How Friction Evolves During an Earthquake
Professor Ares Rosakis, and colleagues including Professor Nadia Lapusta and Research Scientist Vito Rubino, are studying the way friction changes along a fault during a seismic event by simulating quakes in a lab. "Our unique facility … allows us for the first time to study friction point-wise and without having to assume that sliding occurs uniformly, as is done in classical friction studies," Rosakis explains. Professor Lapusta adds, “some numerical models of earthquake rupture … have used friction laws with slip-velocity dependence… It is gratifying to see those formulations validated by the spontaneous mini-earthquake ruptures in our study. " [Caltech story]
Professor Minnich Receives IPPA Junior Prize
Austin Minnich, Professor of Mechanical Engineering and Applied Physics, is a recipient of the International Photothermal and Photoacoustics Association (IPPA) Junior Prize. He received the prize for outstanding contributions to the understanding of quasiballistic thermal transport, including the development of photothermal methods to directly probe heat conduction at length scales comparable to phonon mean free paths; for demonstrating how microscopic transport properties of thermal phonons in solids may be obtained using photothermal experimental methods along with ab-initio calculations; and for advances in the mathematical treatment of quasiballistic transport using the Boltzmann equation.

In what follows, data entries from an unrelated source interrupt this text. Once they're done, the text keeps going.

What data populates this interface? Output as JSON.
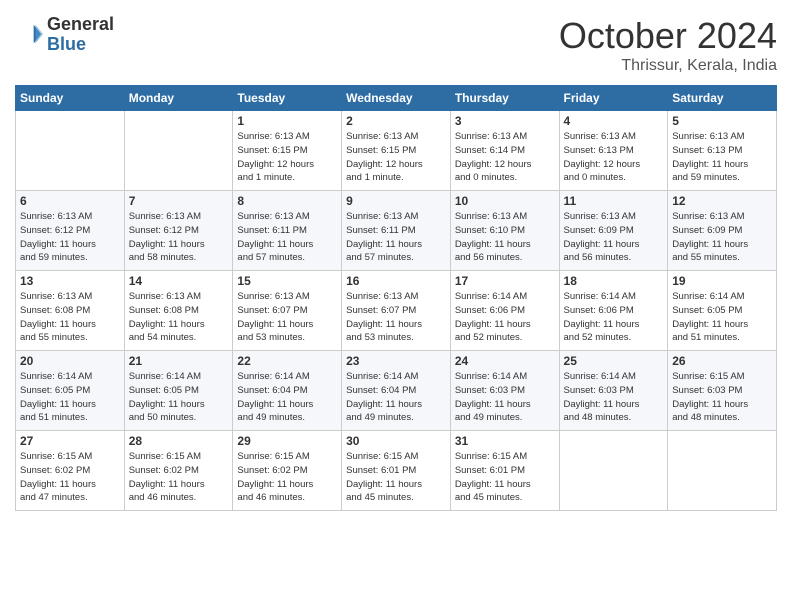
{
  "header": {
    "logo_general": "General",
    "logo_blue": "Blue",
    "month_title": "October 2024",
    "location": "Thrissur, Kerala, India"
  },
  "columns": [
    "Sunday",
    "Monday",
    "Tuesday",
    "Wednesday",
    "Thursday",
    "Friday",
    "Saturday"
  ],
  "weeks": [
    [
      {
        "day": "",
        "info": ""
      },
      {
        "day": "",
        "info": ""
      },
      {
        "day": "1",
        "info": "Sunrise: 6:13 AM\nSunset: 6:15 PM\nDaylight: 12 hours\nand 1 minute."
      },
      {
        "day": "2",
        "info": "Sunrise: 6:13 AM\nSunset: 6:15 PM\nDaylight: 12 hours\nand 1 minute."
      },
      {
        "day": "3",
        "info": "Sunrise: 6:13 AM\nSunset: 6:14 PM\nDaylight: 12 hours\nand 0 minutes."
      },
      {
        "day": "4",
        "info": "Sunrise: 6:13 AM\nSunset: 6:13 PM\nDaylight: 12 hours\nand 0 minutes."
      },
      {
        "day": "5",
        "info": "Sunrise: 6:13 AM\nSunset: 6:13 PM\nDaylight: 11 hours\nand 59 minutes."
      }
    ],
    [
      {
        "day": "6",
        "info": "Sunrise: 6:13 AM\nSunset: 6:12 PM\nDaylight: 11 hours\nand 59 minutes."
      },
      {
        "day": "7",
        "info": "Sunrise: 6:13 AM\nSunset: 6:12 PM\nDaylight: 11 hours\nand 58 minutes."
      },
      {
        "day": "8",
        "info": "Sunrise: 6:13 AM\nSunset: 6:11 PM\nDaylight: 11 hours\nand 57 minutes."
      },
      {
        "day": "9",
        "info": "Sunrise: 6:13 AM\nSunset: 6:11 PM\nDaylight: 11 hours\nand 57 minutes."
      },
      {
        "day": "10",
        "info": "Sunrise: 6:13 AM\nSunset: 6:10 PM\nDaylight: 11 hours\nand 56 minutes."
      },
      {
        "day": "11",
        "info": "Sunrise: 6:13 AM\nSunset: 6:09 PM\nDaylight: 11 hours\nand 56 minutes."
      },
      {
        "day": "12",
        "info": "Sunrise: 6:13 AM\nSunset: 6:09 PM\nDaylight: 11 hours\nand 55 minutes."
      }
    ],
    [
      {
        "day": "13",
        "info": "Sunrise: 6:13 AM\nSunset: 6:08 PM\nDaylight: 11 hours\nand 55 minutes."
      },
      {
        "day": "14",
        "info": "Sunrise: 6:13 AM\nSunset: 6:08 PM\nDaylight: 11 hours\nand 54 minutes."
      },
      {
        "day": "15",
        "info": "Sunrise: 6:13 AM\nSunset: 6:07 PM\nDaylight: 11 hours\nand 53 minutes."
      },
      {
        "day": "16",
        "info": "Sunrise: 6:13 AM\nSunset: 6:07 PM\nDaylight: 11 hours\nand 53 minutes."
      },
      {
        "day": "17",
        "info": "Sunrise: 6:14 AM\nSunset: 6:06 PM\nDaylight: 11 hours\nand 52 minutes."
      },
      {
        "day": "18",
        "info": "Sunrise: 6:14 AM\nSunset: 6:06 PM\nDaylight: 11 hours\nand 52 minutes."
      },
      {
        "day": "19",
        "info": "Sunrise: 6:14 AM\nSunset: 6:05 PM\nDaylight: 11 hours\nand 51 minutes."
      }
    ],
    [
      {
        "day": "20",
        "info": "Sunrise: 6:14 AM\nSunset: 6:05 PM\nDaylight: 11 hours\nand 51 minutes."
      },
      {
        "day": "21",
        "info": "Sunrise: 6:14 AM\nSunset: 6:05 PM\nDaylight: 11 hours\nand 50 minutes."
      },
      {
        "day": "22",
        "info": "Sunrise: 6:14 AM\nSunset: 6:04 PM\nDaylight: 11 hours\nand 49 minutes."
      },
      {
        "day": "23",
        "info": "Sunrise: 6:14 AM\nSunset: 6:04 PM\nDaylight: 11 hours\nand 49 minutes."
      },
      {
        "day": "24",
        "info": "Sunrise: 6:14 AM\nSunset: 6:03 PM\nDaylight: 11 hours\nand 49 minutes."
      },
      {
        "day": "25",
        "info": "Sunrise: 6:14 AM\nSunset: 6:03 PM\nDaylight: 11 hours\nand 48 minutes."
      },
      {
        "day": "26",
        "info": "Sunrise: 6:15 AM\nSunset: 6:03 PM\nDaylight: 11 hours\nand 48 minutes."
      }
    ],
    [
      {
        "day": "27",
        "info": "Sunrise: 6:15 AM\nSunset: 6:02 PM\nDaylight: 11 hours\nand 47 minutes."
      },
      {
        "day": "28",
        "info": "Sunrise: 6:15 AM\nSunset: 6:02 PM\nDaylight: 11 hours\nand 46 minutes."
      },
      {
        "day": "29",
        "info": "Sunrise: 6:15 AM\nSunset: 6:02 PM\nDaylight: 11 hours\nand 46 minutes."
      },
      {
        "day": "30",
        "info": "Sunrise: 6:15 AM\nSunset: 6:01 PM\nDaylight: 11 hours\nand 45 minutes."
      },
      {
        "day": "31",
        "info": "Sunrise: 6:15 AM\nSunset: 6:01 PM\nDaylight: 11 hours\nand 45 minutes."
      },
      {
        "day": "",
        "info": ""
      },
      {
        "day": "",
        "info": ""
      }
    ]
  ]
}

Professor Rosakis Named ICF Honorary Fellow and Vice President
Ares J. Rosakis, Theodore von Karman Professor of Aeronautics and Mechanical Engineering, has been named an honorary fellow of the International Congress on Fracture (ICF) which is the premier international body for promotion of worldwide cooperation among scientists and engineers concerned with the mechanics and mechanisms of fracture, fatigue, and strength of solids. He has also been elected as one of the group's three vice presidents.
Winners of the 2017 Demetriades - Tsafka - Kokkalis Prizes Announced
The student winners of the 2017 Demetriades - Tsafka - Kokkalis Prizes have been announced. Manuel Alejandro Monge Osorio received the prize in Biotechnology for his work with Professor Azita Emami which involves developing novel techniques for the miniaturization of implantable medical electronics in two important pillars: localization of medical devices and electrical stimulation. Pinaky Bhattacharyya was the recipient of the prize in Seismo-Engineering, Prediction, and Protection for his work with Professor Jim Beck investigating an information-theoretic approach to the problem of the optimal sensor placement for Bayesian system identification of structures using response time-history data. Bryan M. Hunter, working with Professor Harry Gray, received the prize in Environmentally Benign Renewable Energy Sources for his work on the development and characterization of a nickel-iron layered double hydroxide water oxidation catalyst with the goal of developing a solar-driven device for the synthesis of fuels, with hydrogen production as a target. The winner of the prize in Nanotechnology was Anupama Thubagere Jagadeesh whose research interests are focused on understanding the engineering principles behind designing and synthesizing programmable molecular machines.. Anupama’s graduate advisor was Professor Lulu Qian. The prize in Entrepreneurship was given to Ken Y. Chan who was advised by Professor Viviana Gradinaru. His research interests lie in developing tissue clearing technologies to render whole organs transparent for optical investigation..
Demetriades - Tsafka - Kokkalis Prizes
Manuel Alejandro Monge Osorio
Anupama Thubagere Jagadeesh